* [AIM OF THE TASK] Restate every line below word for word, but drop each picture.

* [GIVEN DATA]
______
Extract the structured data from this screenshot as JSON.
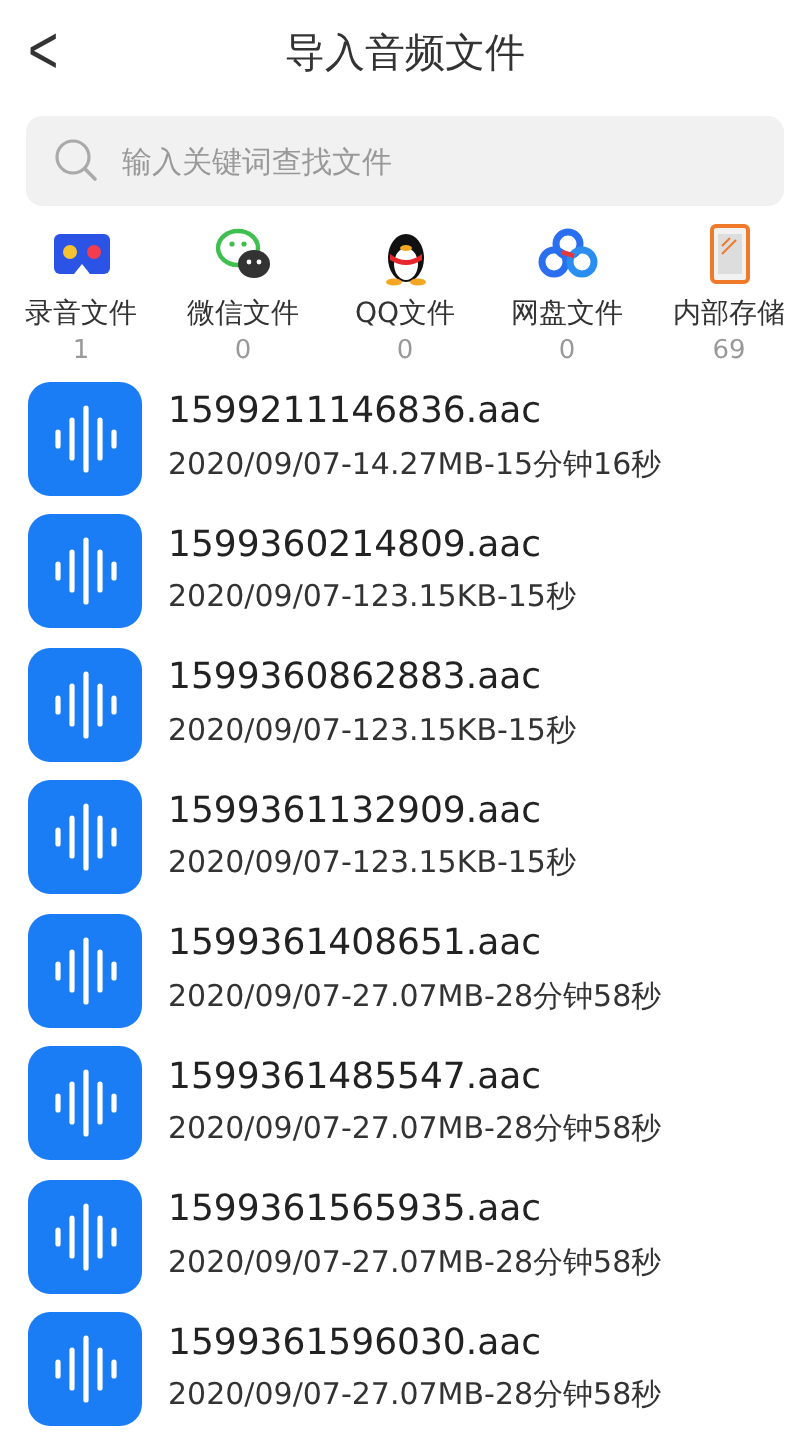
{
  "header": {
    "back": "<",
    "title": "导入音频文件"
  },
  "search": {
    "placeholder": "输入关键词查找文件"
  },
  "sources": [
    {
      "kind": "recorder",
      "label": "录音文件",
      "count": "1"
    },
    {
      "kind": "wechat",
      "label": "微信文件",
      "count": "0"
    },
    {
      "kind": "qq",
      "label": "QQ文件",
      "count": "0"
    },
    {
      "kind": "cloud",
      "label": "网盘文件",
      "count": "0"
    },
    {
      "kind": "phone",
      "label": "内部存储",
      "count": "69"
    }
  ],
  "files": [
    {
      "name": "1599211146836.aac",
      "details": "2020/09/07-14.27MB-15分钟16秒"
    },
    {
      "name": "1599360214809.aac",
      "details": "2020/09/07-123.15KB-15秒"
    },
    {
      "name": "1599360862883.aac",
      "details": "2020/09/07-123.15KB-15秒"
    },
    {
      "name": "1599361132909.aac",
      "details": "2020/09/07-123.15KB-15秒"
    },
    {
      "name": "1599361408651.aac",
      "details": "2020/09/07-27.07MB-28分钟58秒"
    },
    {
      "name": "1599361485547.aac",
      "details": "2020/09/07-27.07MB-28分钟58秒"
    },
    {
      "name": "1599361565935.aac",
      "details": "2020/09/07-27.07MB-28分钟58秒"
    },
    {
      "name": "1599361596030.aac",
      "details": "2020/09/07-27.07MB-28分钟58秒"
    }
  ]
}
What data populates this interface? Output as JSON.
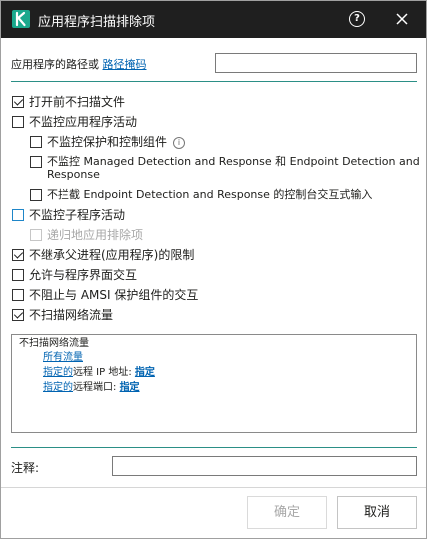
{
  "window": {
    "title": "应用程序扫描排除项",
    "logo_icon": "kaspersky-logo",
    "help_icon": "help-circle-icon",
    "help_glyph": "?",
    "close_icon": "close-icon",
    "title_bg": "#1f1f1f",
    "accent": "#1aa88d"
  },
  "path": {
    "label": "应用程序的路径或",
    "link": "路径掩码",
    "value": ""
  },
  "options": [
    {
      "label": "打开前不扫描文件",
      "checked": true,
      "enabled": true
    },
    {
      "label": "不监控应用程序活动",
      "checked": false,
      "enabled": true
    },
    {
      "label": "不监控保护和控制组件",
      "checked": false,
      "enabled": true,
      "info_icon": "info-icon",
      "info_glyph": "i"
    },
    {
      "label": "不监控 Managed Detection and Response 和 Endpoint Detection and",
      "label_cont": "Response",
      "checked": false,
      "enabled": true
    },
    {
      "label": "不拦截 Endpoint Detection and Response 的控制台交互式输入",
      "checked": false,
      "enabled": true
    },
    {
      "label": "不监控子程序活动",
      "checked": false,
      "enabled": true,
      "focused": true
    },
    {
      "label": "递归地应用排除项",
      "checked": false,
      "enabled": false
    },
    {
      "label": "不继承父进程(应用程序)的限制",
      "checked": true,
      "enabled": true
    },
    {
      "label": "允许与程序界面交互",
      "checked": false,
      "enabled": true
    },
    {
      "label": "不阻止与 AMSI 保护组件的交互",
      "checked": false,
      "enabled": true
    },
    {
      "label": "不扫描网络流量",
      "checked": true,
      "enabled": true
    }
  ],
  "network": {
    "header": "不扫描网络流量",
    "all_traffic_link": "所有流量",
    "ip_prefix_link": "指定的",
    "ip_text": "远程 IP 地址:",
    "ip_value_link": "指定",
    "port_prefix_link": "指定的",
    "port_text": "远程端口:",
    "port_value_link": "指定"
  },
  "comment": {
    "label": "注释:",
    "value": ""
  },
  "buttons": {
    "ok": "确定",
    "ok_enabled": false,
    "cancel": "取消"
  }
}
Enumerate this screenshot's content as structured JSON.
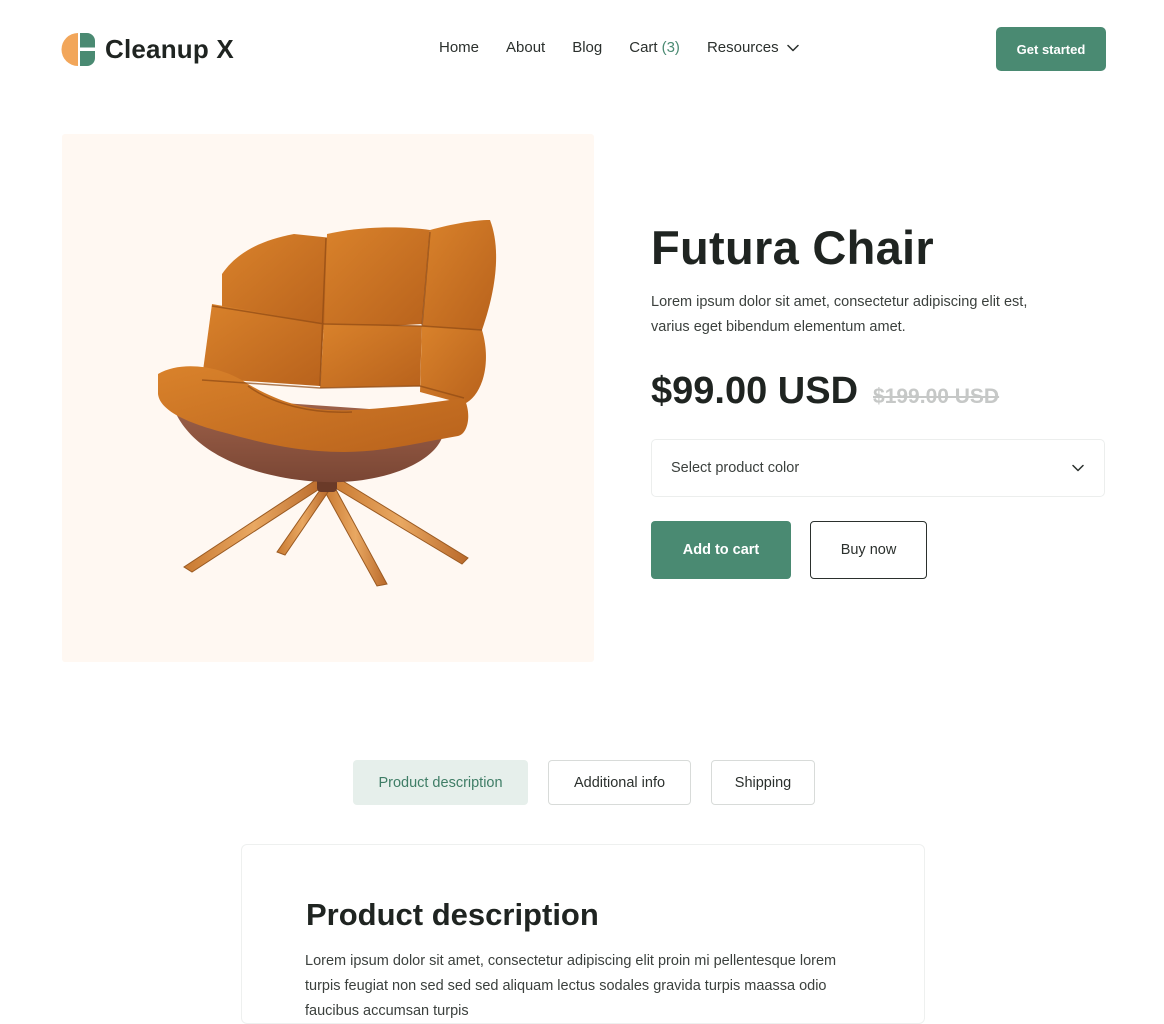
{
  "brand": {
    "name": "Cleanup X",
    "logo_colors": {
      "left": "#f2a65a",
      "right": "#4a8a72"
    }
  },
  "nav": {
    "home": "Home",
    "about": "About",
    "blog": "Blog",
    "cart_label": "Cart",
    "cart_count": "(3)",
    "resources": "Resources",
    "resources_icon": "chevron-down-icon"
  },
  "header": {
    "cta_label": "Get started"
  },
  "product": {
    "title": "Futura Chair",
    "description": "Lorem ipsum dolor sit amet, consectetur adipiscing elit est, varius eget bibendum elementum amet.",
    "price": "$99.00 USD",
    "old_price": "$199.00 USD",
    "color_select_placeholder": "Select product color",
    "add_to_cart_label": "Add to cart",
    "buy_now_label": "Buy now"
  },
  "tabs": [
    {
      "label": "Product description",
      "active": true
    },
    {
      "label": "Additional info",
      "active": false
    },
    {
      "label": "Shipping",
      "active": false
    }
  ],
  "description_section": {
    "heading": "Product description",
    "body": "Lorem ipsum dolor sit amet, consectetur adipiscing elit proin mi pellentesque  lorem turpis feugiat non sed sed sed aliquam lectus sodales gravida turpis maassa odio faucibus accumsan turpis"
  },
  "colors": {
    "accent": "#4a8a72",
    "accent_soft": "#e6efeb",
    "image_background": "#fff8f2",
    "text": "#1f2421",
    "old_price": "#c6c8c7"
  }
}
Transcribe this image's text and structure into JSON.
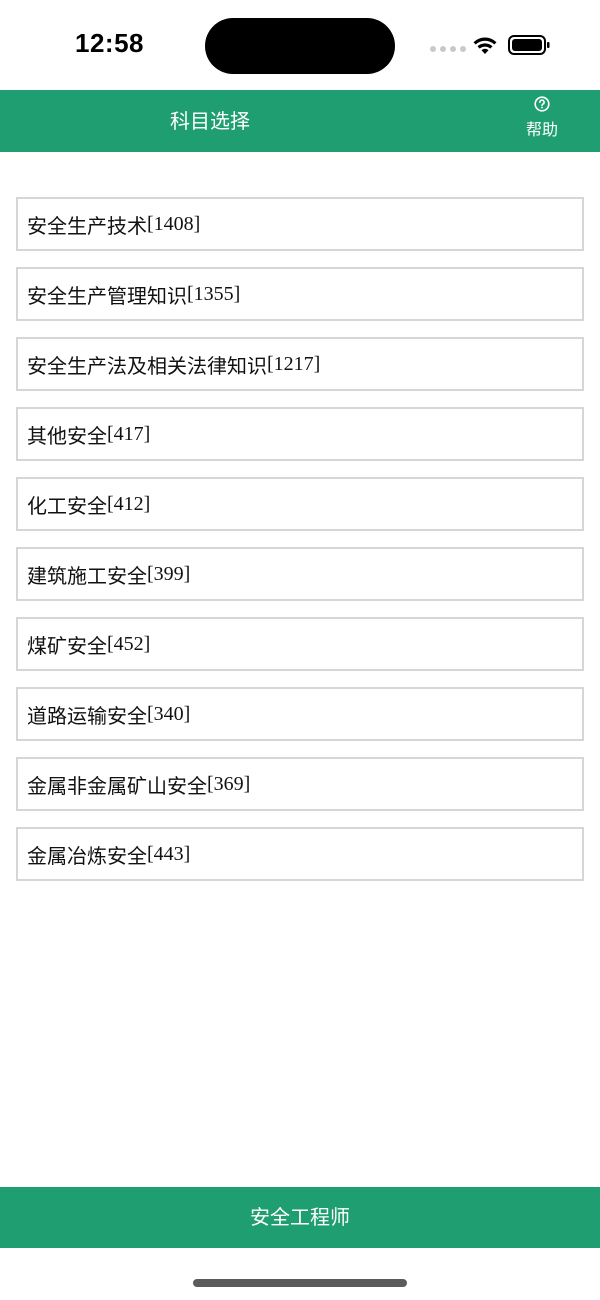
{
  "status_bar": {
    "time": "12:58",
    "icons": [
      "signal-dots-icon",
      "wifi-icon",
      "battery-icon"
    ]
  },
  "header": {
    "title": "科目选择",
    "help_label": "帮助",
    "help_icon": "question-circle-icon"
  },
  "subjects": [
    {
      "name": "安全生产技术",
      "count": "[1408]"
    },
    {
      "name": "安全生产管理知识",
      "count": "[1355]"
    },
    {
      "name": "安全生产法及相关法律知识",
      "count": "[1217]"
    },
    {
      "name": "其他安全",
      "count": "[417]"
    },
    {
      "name": "化工安全",
      "count": "[412]"
    },
    {
      "name": "建筑施工安全",
      "count": "[399]"
    },
    {
      "name": "煤矿安全",
      "count": "[452]"
    },
    {
      "name": "道路运输安全",
      "count": "[340]"
    },
    {
      "name": "金属非金属矿山安全",
      "count": "[369]"
    },
    {
      "name": "金属冶炼安全",
      "count": "[443]"
    }
  ],
  "bottom_bar": {
    "label": "安全工程师"
  },
  "colors": {
    "brand_green": "#1f9e72",
    "item_border": "#d6d6d6"
  }
}
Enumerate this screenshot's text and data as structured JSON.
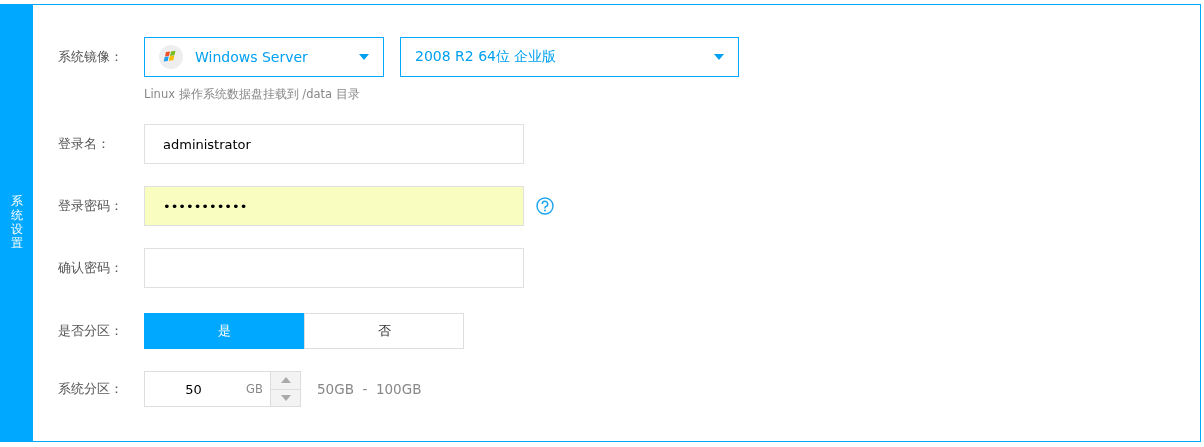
{
  "sidebar_tab": {
    "label": "系统设置"
  },
  "fields": [
    {
      "kind": "image",
      "label": "系统镜像：",
      "os": {
        "value": "Windows Server"
      },
      "version": {
        "value": "2008 R2 64位 企业版"
      },
      "hint": "Linux 操作系统数据盘挂载到 /data 目录"
    },
    {
      "kind": "text",
      "label": "登录名：",
      "value": "administrator",
      "highlighted": false,
      "help": false
    },
    {
      "kind": "text",
      "label": "登录密码：",
      "value": "•••••••••••",
      "highlighted": true,
      "help": true
    },
    {
      "kind": "text",
      "label": "确认密码：",
      "highlighted": false,
      "help": false
    },
    {
      "kind": "toggle",
      "label": "是否分区：",
      "options": [
        {
          "label": "是",
          "selected": true
        },
        {
          "label": "否",
          "selected": false
        }
      ]
    },
    {
      "kind": "number",
      "label": "系统分区：",
      "value": "50",
      "unit": "GB",
      "range": "50GB  -  100GB"
    }
  ]
}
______
* [RESULT FOR THIS EXERCISE]
Extract the structured data from this screenshot as JSON.
{
  "header": {
    "back": "<",
    "title": "导入音频文件"
  },
  "search": {
    "placeholder": "输入关键词查找文件"
  },
  "sources": [
    {
      "kind": "recorder",
      "label": "录音文件",
      "count": "1"
    },
    {
      "kind": "wechat",
      "label": "微信文件",
      "count": "0"
    },
    {
      "kind": "qq",
      "label": "QQ文件",
      "count": "0"
    },
    {
      "kind": "cloud",
      "label": "网盘文件",
      "count": "0"
    },
    {
      "kind": "phone",
      "label": "内部存储",
      "count": "69"
    }
  ],
  "files": [
    {
      "name": "1599211146836.aac",
      "details": "2020/09/07-14.27MB-15分钟16秒"
    },
    {
      "name": "1599360214809.aac",
      "details": "2020/09/07-123.15KB-15秒"
    },
    {
      "name": "1599360862883.aac",
      "details": "2020/09/07-123.15KB-15秒"
    },
    {
      "name": "1599361132909.aac",
      "details": "2020/09/07-123.15KB-15秒"
    },
    {
      "name": "1599361408651.aac",
      "details": "2020/09/07-27.07MB-28分钟58秒"
    },
    {
      "name": "1599361485547.aac",
      "details": "2020/09/07-27.07MB-28分钟58秒"
    },
    {
      "name": "1599361565935.aac",
      "details": "2020/09/07-27.07MB-28分钟58秒"
    },
    {
      "name": "1599361596030.aac",
      "details": "2020/09/07-27.07MB-28分钟58秒"
    }
  ]
}
What data populates this interface? Output as JSON.
{
  "window": {
    "title": "应用程序扫描排除项",
    "logo_icon": "kaspersky-logo",
    "help_icon": "help-circle-icon",
    "help_glyph": "?",
    "close_icon": "close-icon",
    "title_bg": "#1f1f1f",
    "accent": "#1aa88d"
  },
  "path": {
    "label": "应用程序的路径或",
    "link": "路径掩码",
    "value": ""
  },
  "options": [
    {
      "label": "打开前不扫描文件",
      "checked": true,
      "enabled": true
    },
    {
      "label": "不监控应用程序活动",
      "checked": false,
      "enabled": true
    },
    {
      "label": "不监控保护和控制组件",
      "checked": false,
      "enabled": true,
      "info_icon": "info-icon",
      "info_glyph": "i"
    },
    {
      "label": "不监控 Managed Detection and Response 和 Endpoint Detection and",
      "label_cont": "Response",
      "checked": false,
      "enabled": true
    },
    {
      "label": "不拦截 Endpoint Detection and Response 的控制台交互式输入",
      "checked": false,
      "enabled": true
    },
    {
      "label": "不监控子程序活动",
      "checked": false,
      "enabled": true,
      "focused": true
    },
    {
      "label": "递归地应用排除项",
      "checked": false,
      "enabled": false
    },
    {
      "label": "不继承父进程(应用程序)的限制",
      "checked": true,
      "enabled": true
    },
    {
      "label": "允许与程序界面交互",
      "checked": false,
      "enabled": true
    },
    {
      "label": "不阻止与 AMSI 保护组件的交互",
      "checked": false,
      "enabled": true
    },
    {
      "label": "不扫描网络流量",
      "checked": true,
      "enabled": true
    }
  ],
  "network": {
    "header": "不扫描网络流量",
    "all_traffic_link": "所有流量",
    "ip_prefix_link": "指定的",
    "ip_text": "远程 IP 地址:",
    "ip_value_link": "指定",
    "port_prefix_link": "指定的",
    "port_text": "远程端口:",
    "port_value_link": "指定"
  },
  "comment": {
    "label": "注释:",
    "value": ""
  },
  "buttons": {
    "ok": "确定",
    "ok_enabled": false,
    "cancel": "取消"
  }
}
Enumerate this screenshot's content as structured JSON.
{
  "brand": {
    "name": "Cleanup X",
    "logo_colors": {
      "left": "#f2a65a",
      "right": "#4a8a72"
    }
  },
  "nav": {
    "home": "Home",
    "about": "About",
    "blog": "Blog",
    "cart_label": "Cart",
    "cart_count": "(3)",
    "resources": "Resources",
    "resources_icon": "chevron-down-icon"
  },
  "header": {
    "cta_label": "Get started"
  },
  "product": {
    "title": "Futura Chair",
    "description": "Lorem ipsum dolor sit amet, consectetur adipiscing elit est, varius eget bibendum elementum amet.",
    "price": "$99.00 USD",
    "old_price": "$199.00 USD",
    "color_select_placeholder": "Select product color",
    "add_to_cart_label": "Add to cart",
    "buy_now_label": "Buy now"
  },
  "tabs": [
    {
      "label": "Product description",
      "active": true
    },
    {
      "label": "Additional info",
      "active": false
    },
    {
      "label": "Shipping",
      "active": false
    }
  ],
  "description_section": {
    "heading": "Product description",
    "body": "Lorem ipsum dolor sit amet, consectetur adipiscing elit proin mi pellentesque  lorem turpis feugiat non sed sed sed aliquam lectus sodales gravida turpis maassa odio faucibus accumsan turpis"
  },
  "colors": {
    "accent": "#4a8a72",
    "accent_soft": "#e6efeb",
    "image_background": "#fff8f2",
    "text": "#1f2421",
    "old_price": "#c6c8c7"
  }
}
Transcribe this image's text and structure into JSON.
{
  "status_bar": {
    "time": "12:58",
    "icons": [
      "signal-dots-icon",
      "wifi-icon",
      "battery-icon"
    ]
  },
  "header": {
    "title": "科目选择",
    "help_label": "帮助",
    "help_icon": "question-circle-icon"
  },
  "subjects": [
    {
      "name": "安全生产技术",
      "count": "[1408]"
    },
    {
      "name": "安全生产管理知识",
      "count": "[1355]"
    },
    {
      "name": "安全生产法及相关法律知识",
      "count": "[1217]"
    },
    {
      "name": "其他安全",
      "count": "[417]"
    },
    {
      "name": "化工安全",
      "count": "[412]"
    },
    {
      "name": "建筑施工安全",
      "count": "[399]"
    },
    {
      "name": "煤矿安全",
      "count": "[452]"
    },
    {
      "name": "道路运输安全",
      "count": "[340]"
    },
    {
      "name": "金属非金属矿山安全",
      "count": "[369]"
    },
    {
      "name": "金属冶炼安全",
      "count": "[443]"
    }
  ],
  "bottom_bar": {
    "label": "安全工程师"
  },
  "colors": {
    "brand_green": "#1f9e72",
    "item_border": "#d6d6d6"
  }
}
Enumerate this screenshot's text and data as structured JSON.
{
  "sidebar_tab": {
    "label": "系统设置"
  },
  "fields": [
    {
      "kind": "image",
      "label": "系统镜像：",
      "os": {
        "value": "Windows Server"
      },
      "version": {
        "value": "2008 R2 64位 企业版"
      },
      "hint": "Linux 操作系统数据盘挂载到 /data 目录"
    },
    {
      "kind": "text",
      "label": "登录名：",
      "value": "administrator",
      "highlighted": false,
      "help": false
    },
    {
      "kind": "text",
      "label": "登录密码：",
      "value": "•••••••••••",
      "highlighted": true,
      "help": true
    },
    {
      "kind": "text",
      "label": "确认密码：",
      "highlighted": false,
      "help": false
    },
    {
      "kind": "toggle",
      "label": "是否分区：",
      "options": [
        {
          "label": "是",
          "selected": true
        },
        {
          "label": "否",
          "selected": false
        }
      ]
    },
    {
      "kind": "number",
      "label": "系统分区：",
      "value": "50",
      "unit": "GB",
      "range": "50GB  -  100GB"
    }
  ]
}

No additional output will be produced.